▶ **Task instructions**
Your job is to reproduce all of the data exactly.

━━━━━━━━━━━━━━━━━━━━━━━━━━━━━━

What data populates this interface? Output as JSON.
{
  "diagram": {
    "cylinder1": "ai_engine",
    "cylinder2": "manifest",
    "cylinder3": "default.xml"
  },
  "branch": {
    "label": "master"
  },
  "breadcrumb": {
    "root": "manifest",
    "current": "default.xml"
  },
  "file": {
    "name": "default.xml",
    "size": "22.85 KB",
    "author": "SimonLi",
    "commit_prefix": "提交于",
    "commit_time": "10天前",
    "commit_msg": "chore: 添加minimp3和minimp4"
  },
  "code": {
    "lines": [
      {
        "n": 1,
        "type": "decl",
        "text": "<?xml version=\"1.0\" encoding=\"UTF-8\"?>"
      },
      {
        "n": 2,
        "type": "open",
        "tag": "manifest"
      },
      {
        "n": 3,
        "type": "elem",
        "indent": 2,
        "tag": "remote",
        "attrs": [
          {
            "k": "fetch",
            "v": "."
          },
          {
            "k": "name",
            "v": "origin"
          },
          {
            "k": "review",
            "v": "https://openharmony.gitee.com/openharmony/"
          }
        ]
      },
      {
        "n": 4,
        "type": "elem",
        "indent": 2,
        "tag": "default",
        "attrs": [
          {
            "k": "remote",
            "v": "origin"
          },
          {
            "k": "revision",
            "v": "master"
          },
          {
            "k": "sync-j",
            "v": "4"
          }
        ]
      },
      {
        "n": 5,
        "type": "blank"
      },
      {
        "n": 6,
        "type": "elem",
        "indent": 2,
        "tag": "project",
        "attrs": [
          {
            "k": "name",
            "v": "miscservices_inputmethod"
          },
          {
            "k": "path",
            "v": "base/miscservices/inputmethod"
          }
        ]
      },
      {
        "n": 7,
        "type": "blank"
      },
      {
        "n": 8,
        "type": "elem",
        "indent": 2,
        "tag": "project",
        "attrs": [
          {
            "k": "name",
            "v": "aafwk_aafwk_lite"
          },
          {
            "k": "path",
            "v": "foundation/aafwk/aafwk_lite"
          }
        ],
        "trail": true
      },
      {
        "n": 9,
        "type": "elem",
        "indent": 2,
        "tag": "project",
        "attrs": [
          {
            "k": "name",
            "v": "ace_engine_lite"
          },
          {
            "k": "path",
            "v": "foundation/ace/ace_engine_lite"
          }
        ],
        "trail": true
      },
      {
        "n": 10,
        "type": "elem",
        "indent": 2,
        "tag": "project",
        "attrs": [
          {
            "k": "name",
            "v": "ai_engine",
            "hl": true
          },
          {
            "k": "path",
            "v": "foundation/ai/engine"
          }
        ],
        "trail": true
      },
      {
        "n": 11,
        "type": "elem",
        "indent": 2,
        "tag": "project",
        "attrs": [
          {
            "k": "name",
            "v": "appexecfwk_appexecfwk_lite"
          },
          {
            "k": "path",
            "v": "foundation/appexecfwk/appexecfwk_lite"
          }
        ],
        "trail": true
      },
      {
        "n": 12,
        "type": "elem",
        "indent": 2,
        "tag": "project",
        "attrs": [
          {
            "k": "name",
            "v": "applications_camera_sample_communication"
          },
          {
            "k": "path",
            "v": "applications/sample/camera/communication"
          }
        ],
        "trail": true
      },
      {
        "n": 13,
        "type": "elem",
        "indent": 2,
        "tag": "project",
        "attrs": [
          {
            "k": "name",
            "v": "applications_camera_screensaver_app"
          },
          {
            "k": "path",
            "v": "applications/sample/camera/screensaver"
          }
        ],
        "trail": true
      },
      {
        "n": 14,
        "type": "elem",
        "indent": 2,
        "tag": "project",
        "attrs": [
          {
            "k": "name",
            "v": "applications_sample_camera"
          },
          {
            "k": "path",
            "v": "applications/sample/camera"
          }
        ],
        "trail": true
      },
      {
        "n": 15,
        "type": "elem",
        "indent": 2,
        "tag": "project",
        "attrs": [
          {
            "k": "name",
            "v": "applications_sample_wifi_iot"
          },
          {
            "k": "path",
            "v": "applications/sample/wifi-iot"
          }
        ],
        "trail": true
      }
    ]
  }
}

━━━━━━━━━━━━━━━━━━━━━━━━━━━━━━

▶ **Written response**
What data populates this interface? Output as JSON.
{
  "diagram": {
    "cylinder1": "ai_engine",
    "cylinder2": "manifest",
    "cylinder3": "default.xml"
  },
  "branch": {
    "label": "master"
  },
  "breadcrumb": {
    "root": "manifest",
    "current": "default.xml"
  },
  "file": {
    "name": "default.xml",
    "size": "22.85 KB",
    "author": "SimonLi",
    "commit_prefix": "提交于",
    "commit_time": "10天前",
    "commit_msg": "chore: 添加minimp3和minimp4"
  },
  "code": {
    "lines": [
      {
        "n": 1,
        "type": "decl",
        "text": "<?xml version=\"1.0\" encoding=\"UTF-8\"?>"
      },
      {
        "n": 2,
        "type": "open",
        "tag": "manifest"
      },
      {
        "n": 3,
        "type": "elem",
        "indent": 2,
        "tag": "remote",
        "attrs": [
          {
            "k": "fetch",
            "v": "."
          },
          {
            "k": "name",
            "v": "origin"
          },
          {
            "k": "review",
            "v": "https://openharmony.gitee.com/openharmony/"
          }
        ]
      },
      {
        "n": 4,
        "type": "elem",
        "indent": 2,
        "tag": "default",
        "attrs": [
          {
            "k": "remote",
            "v": "origin"
          },
          {
            "k": "revision",
            "v": "master"
          },
          {
            "k": "sync-j",
            "v": "4"
          }
        ]
      },
      {
        "n": 5,
        "type": "blank"
      },
      {
        "n": 6,
        "type": "elem",
        "indent": 2,
        "tag": "project",
        "attrs": [
          {
            "k": "name",
            "v": "miscservices_inputmethod"
          },
          {
            "k": "path",
            "v": "base/miscservices/inputmethod"
          }
        ]
      },
      {
        "n": 7,
        "type": "blank"
      },
      {
        "n": 8,
        "type": "elem",
        "indent": 2,
        "tag": "project",
        "attrs": [
          {
            "k": "name",
            "v": "aafwk_aafwk_lite"
          },
          {
            "k": "path",
            "v": "foundation/aafwk/aafwk_lite"
          }
        ],
        "trail": true
      },
      {
        "n": 9,
        "type": "elem",
        "indent": 2,
        "tag": "project",
        "attrs": [
          {
            "k": "name",
            "v": "ace_engine_lite"
          },
          {
            "k": "path",
            "v": "foundation/ace/ace_engine_lite"
          }
        ],
        "trail": true
      },
      {
        "n": 10,
        "type": "elem",
        "indent": 2,
        "tag": "project",
        "attrs": [
          {
            "k": "name",
            "v": "ai_engine",
            "hl": true
          },
          {
            "k": "path",
            "v": "foundation/ai/engine"
          }
        ],
        "trail": true
      },
      {
        "n": 11,
        "type": "elem",
        "indent": 2,
        "tag": "project",
        "attrs": [
          {
            "k": "name",
            "v": "appexecfwk_appexecfwk_lite"
          },
          {
            "k": "path",
            "v": "foundation/appexecfwk/appexecfwk_lite"
          }
        ],
        "trail": true
      },
      {
        "n": 12,
        "type": "elem",
        "indent": 2,
        "tag": "project",
        "attrs": [
          {
            "k": "name",
            "v": "applications_camera_sample_communication"
          },
          {
            "k": "path",
            "v": "applications/sample/camera/communication"
          }
        ],
        "trail": true
      },
      {
        "n": 13,
        "type": "elem",
        "indent": 2,
        "tag": "project",
        "attrs": [
          {
            "k": "name",
            "v": "applications_camera_screensaver_app"
          },
          {
            "k": "path",
            "v": "applications/sample/camera/screensaver"
          }
        ],
        "trail": true
      },
      {
        "n": 14,
        "type": "elem",
        "indent": 2,
        "tag": "project",
        "attrs": [
          {
            "k": "name",
            "v": "applications_sample_camera"
          },
          {
            "k": "path",
            "v": "applications/sample/camera"
          }
        ],
        "trail": true
      },
      {
        "n": 15,
        "type": "elem",
        "indent": 2,
        "tag": "project",
        "attrs": [
          {
            "k": "name",
            "v": "applications_sample_wifi_iot"
          },
          {
            "k": "path",
            "v": "applications/sample/wifi-iot"
          }
        ],
        "trail": true
      }
    ]
  }
}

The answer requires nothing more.